— WHAT THIS TASK INVOLVES —
Nothing but the data itself, reproduced exactly, is the expected answer.

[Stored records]
◆ ◆ ◆ ◆ ◆ ◆ ◆

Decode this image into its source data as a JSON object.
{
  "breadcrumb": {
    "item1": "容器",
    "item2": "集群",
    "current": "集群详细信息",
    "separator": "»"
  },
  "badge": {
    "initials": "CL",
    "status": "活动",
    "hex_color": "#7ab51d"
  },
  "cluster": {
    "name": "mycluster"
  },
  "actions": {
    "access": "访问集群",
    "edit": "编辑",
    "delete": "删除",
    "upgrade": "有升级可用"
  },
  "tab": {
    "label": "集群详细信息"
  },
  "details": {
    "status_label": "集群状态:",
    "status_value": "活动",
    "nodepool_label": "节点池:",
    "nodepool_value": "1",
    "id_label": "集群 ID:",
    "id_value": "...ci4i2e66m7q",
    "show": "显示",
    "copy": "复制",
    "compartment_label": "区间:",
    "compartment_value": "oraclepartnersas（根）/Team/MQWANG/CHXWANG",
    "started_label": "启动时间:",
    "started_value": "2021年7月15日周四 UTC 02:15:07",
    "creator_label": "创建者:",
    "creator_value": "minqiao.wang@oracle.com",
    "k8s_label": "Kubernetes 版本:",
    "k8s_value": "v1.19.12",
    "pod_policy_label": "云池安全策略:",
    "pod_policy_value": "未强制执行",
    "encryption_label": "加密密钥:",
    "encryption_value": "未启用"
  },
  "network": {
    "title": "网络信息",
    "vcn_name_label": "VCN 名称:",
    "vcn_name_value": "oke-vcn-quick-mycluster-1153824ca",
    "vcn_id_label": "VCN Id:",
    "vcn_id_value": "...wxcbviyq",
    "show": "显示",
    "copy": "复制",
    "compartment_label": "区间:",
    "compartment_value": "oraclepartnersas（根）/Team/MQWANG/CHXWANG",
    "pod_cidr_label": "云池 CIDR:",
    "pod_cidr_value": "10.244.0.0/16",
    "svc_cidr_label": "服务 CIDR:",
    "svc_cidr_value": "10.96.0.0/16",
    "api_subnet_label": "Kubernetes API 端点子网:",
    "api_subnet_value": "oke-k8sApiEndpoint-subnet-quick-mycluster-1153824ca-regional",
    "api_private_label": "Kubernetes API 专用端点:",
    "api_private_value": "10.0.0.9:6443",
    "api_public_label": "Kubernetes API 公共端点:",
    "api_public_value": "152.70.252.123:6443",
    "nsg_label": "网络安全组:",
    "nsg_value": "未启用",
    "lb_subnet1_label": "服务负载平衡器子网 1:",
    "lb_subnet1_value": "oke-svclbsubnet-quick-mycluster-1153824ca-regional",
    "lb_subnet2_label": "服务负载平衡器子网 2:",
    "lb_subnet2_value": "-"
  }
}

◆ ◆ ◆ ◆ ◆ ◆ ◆

— WRITTEN ANSWER —
Decode this image into its source data as a JSON object.
{
  "breadcrumb": {
    "item1": "容器",
    "item2": "集群",
    "current": "集群详细信息",
    "separator": "»"
  },
  "badge": {
    "initials": "CL",
    "status": "活动",
    "hex_color": "#7ab51d"
  },
  "cluster": {
    "name": "mycluster"
  },
  "actions": {
    "access": "访问集群",
    "edit": "编辑",
    "delete": "删除",
    "upgrade": "有升级可用"
  },
  "tab": {
    "label": "集群详细信息"
  },
  "details": {
    "status_label": "集群状态:",
    "status_value": "活动",
    "nodepool_label": "节点池:",
    "nodepool_value": "1",
    "id_label": "集群 ID:",
    "id_value": "...ci4i2e66m7q",
    "show": "显示",
    "copy": "复制",
    "compartment_label": "区间:",
    "compartment_value": "oraclepartnersas（根）/Team/MQWANG/CHXWANG",
    "started_label": "启动时间:",
    "started_value": "2021年7月15日周四 UTC 02:15:07",
    "creator_label": "创建者:",
    "creator_value": "minqiao.wang@oracle.com",
    "k8s_label": "Kubernetes 版本:",
    "k8s_value": "v1.19.12",
    "pod_policy_label": "云池安全策略:",
    "pod_policy_value": "未强制执行",
    "encryption_label": "加密密钥:",
    "encryption_value": "未启用"
  },
  "network": {
    "title": "网络信息",
    "vcn_name_label": "VCN 名称:",
    "vcn_name_value": "oke-vcn-quick-mycluster-1153824ca",
    "vcn_id_label": "VCN Id:",
    "vcn_id_value": "...wxcbviyq",
    "show": "显示",
    "copy": "复制",
    "compartment_label": "区间:",
    "compartment_value": "oraclepartnersas（根）/Team/MQWANG/CHXWANG",
    "pod_cidr_label": "云池 CIDR:",
    "pod_cidr_value": "10.244.0.0/16",
    "svc_cidr_label": "服务 CIDR:",
    "svc_cidr_value": "10.96.0.0/16",
    "api_subnet_label": "Kubernetes API 端点子网:",
    "api_subnet_value": "oke-k8sApiEndpoint-subnet-quick-mycluster-1153824ca-regional",
    "api_private_label": "Kubernetes API 专用端点:",
    "api_private_value": "10.0.0.9:6443",
    "api_public_label": "Kubernetes API 公共端点:",
    "api_public_value": "152.70.252.123:6443",
    "nsg_label": "网络安全组:",
    "nsg_value": "未启用",
    "lb_subnet1_label": "服务负载平衡器子网 1:",
    "lb_subnet1_value": "oke-svclbsubnet-quick-mycluster-1153824ca-regional",
    "lb_subnet2_label": "服务负载平衡器子网 2:",
    "lb_subnet2_value": "-"
  }
}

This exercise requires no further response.